If we create our JohnDoe object as follows and print out the name:

JohnDoe = object as Person
first = "John"
last = "Doe"
dob = "1985-10-19"
email = ""


It produces the following output:

John Doe

We can also add expressions to data types other than String, e.g. add this property to the person type

age as (Date() - dob).years

This will calculate how old the person is today in years

Saving types and objects

To store our work to the database, we need to use the active variable services for types and objects.
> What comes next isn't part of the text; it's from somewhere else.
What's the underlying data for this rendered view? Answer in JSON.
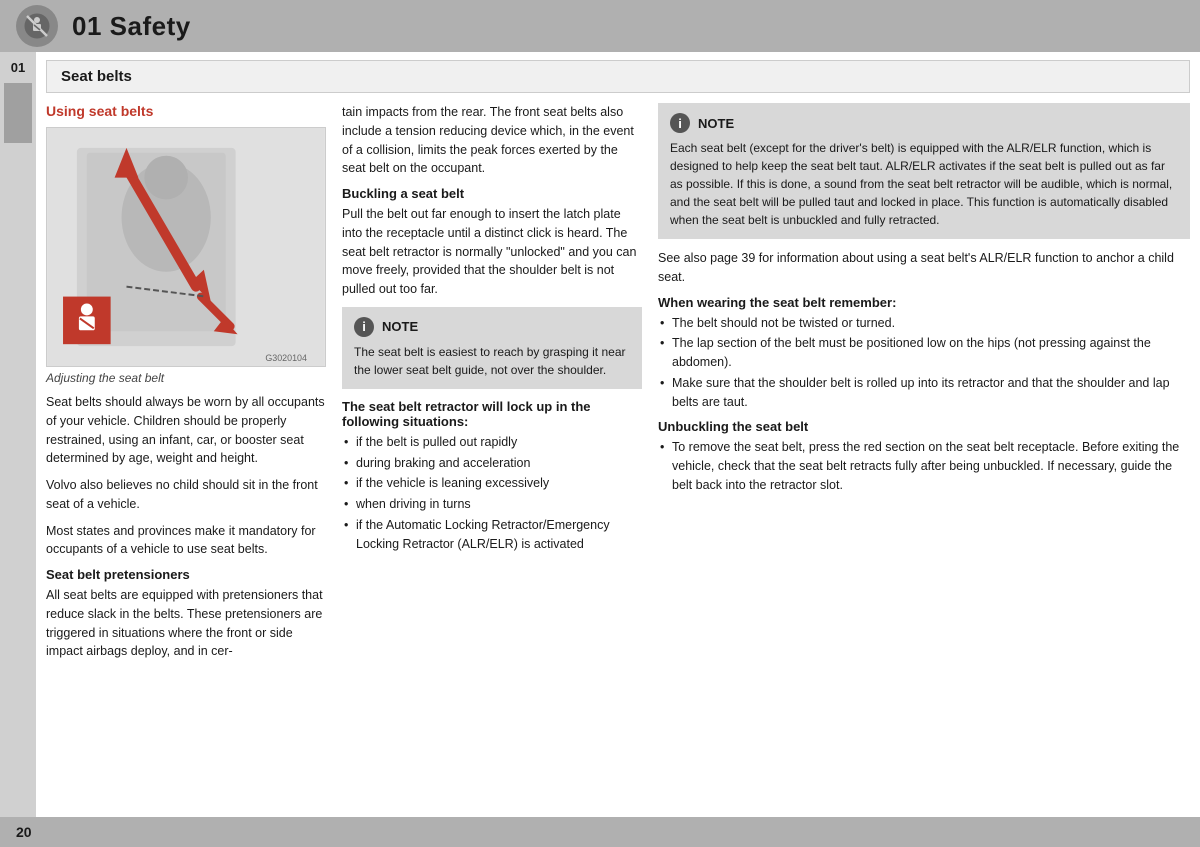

This is done using the save command:


You can save types and objects implicitly or explicitly, there is no difference between the 2 methods shown below
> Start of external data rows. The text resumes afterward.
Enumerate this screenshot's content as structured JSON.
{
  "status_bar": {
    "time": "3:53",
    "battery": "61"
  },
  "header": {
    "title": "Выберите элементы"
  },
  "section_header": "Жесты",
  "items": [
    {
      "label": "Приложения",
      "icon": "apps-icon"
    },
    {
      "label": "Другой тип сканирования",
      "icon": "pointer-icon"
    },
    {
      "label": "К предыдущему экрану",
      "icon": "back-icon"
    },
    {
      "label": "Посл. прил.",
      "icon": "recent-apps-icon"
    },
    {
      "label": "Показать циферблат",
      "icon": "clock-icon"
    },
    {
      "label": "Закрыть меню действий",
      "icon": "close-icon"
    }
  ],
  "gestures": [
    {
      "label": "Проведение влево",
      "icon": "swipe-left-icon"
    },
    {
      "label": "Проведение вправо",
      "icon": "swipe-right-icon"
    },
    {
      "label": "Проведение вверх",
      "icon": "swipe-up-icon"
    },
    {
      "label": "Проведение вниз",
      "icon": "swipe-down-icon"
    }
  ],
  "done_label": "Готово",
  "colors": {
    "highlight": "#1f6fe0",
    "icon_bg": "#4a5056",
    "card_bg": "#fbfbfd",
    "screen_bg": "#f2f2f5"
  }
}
// Save the types

// Implicit save - service is determined by the variable type
save Company

// Explicit save using the service name
save ${type:Address}
save ${type:Person}

// Save the objects

// Implicit save - service is determined by the variable type
save ABC
save ABCLondon

// Explicit save using the service name
save ${object:ABCNewcastle}
save ${object:JohnDoe}

Querying Data

We have 2 methods of getting data into our session:

  • Directly assign an object to a variable using the Object Service and the object id
  • Search for objects using the find command on the Object Service

Direct assignment

If we know the id of the object to retrieve, we can directly retrieve the object from the service as follows:

jd = ${object:"JohnDoe"}

This uses the object service to retrieve the object with id JohnDoe and assign it to an object variable named jd.

Searching for data

We can use the find command on the Object Service to retrieve a list of objects that match the criteria we specify.

people = find ${object} where first="John" and last="Doe"
print people

The people variable above is a List of person objects, as shown below:

"_id": "JohnDoe",
"_type": "Person",
"_links": {},
"dob": "1985-10-19",
"email": "",
"first": "John",
"last": "Doe"

Adding a custom data type to a type

In our example of a person type, we could directly add a reference to an address type to re-use the address type structure as follows:

Person = type
// A person
first as String()
last as String()
name as first + " " + last
dob as Date()
age as (Date() - dob).years
email as String() matches "^(\[a-zA-Z0-9_\\-\\.\]+)@(\[a-zA-Z0-9_\\-\\.\]+)\\.(\[a-zA-Z\]{2,5})$"
address as Address()

In the above example, we have added an address property as type Address() which relates to our user defined type ‘Address’.

You can see in the example code below, how we can now access the address property by first creating it as an object as type Address:

JaneDoe = object as Person
first = "Jane"
last = "Doe"
dob = "1987-07-11"
email = ""
address = object as Address
city = "Newcastle"

We could also assign an already created address to the property, e.g. :

JaneDoe = object as Person
first = "Jane"
last = "Doe"
dob = "1987-07-11"
email = ""
address = ABCNewcastle

NOTE: this will create a copy of the ABCNewcastle object, any changes made to this object from now on will not be reflected in JaneDoe’s address.

In order to create a reference to another object rather than copying the values from an object as we saw previously, we have to reference the active variable reference for this object in a ref function as follows:

JaneDoe = object as Person
first = "Jane"
last = "Doe"
dob = "1987-07-11"
email = ""
address = ref(${object:"ABCNewcastle"})

This is a useful way of creating independent shared information.

Creating Relationships

Extending upon the ability to create shared information, you can create a link between 2 objects in a 2-way relationship. For example, using JaneDoe in the previous section, if we wanted to know both where she lived and conversely, who lived at that address.

The link syntax is as follows:

link A as type\[/childType\] of B
  • The A and B are objects in active variable notation
  • The type is the relationship name when viewed at the A end (or both if childtype is not specified)
  • The optional childtype is the relationship name when viewed from the B end

We can create a link between JaneDoe and ABCNewcastle as follows:

link ${object:"ABCNewcastle"} as address/residents of ${object:"JaneDoe"}

This creates a 2-way relationship between the Person object and the Address object as shown below: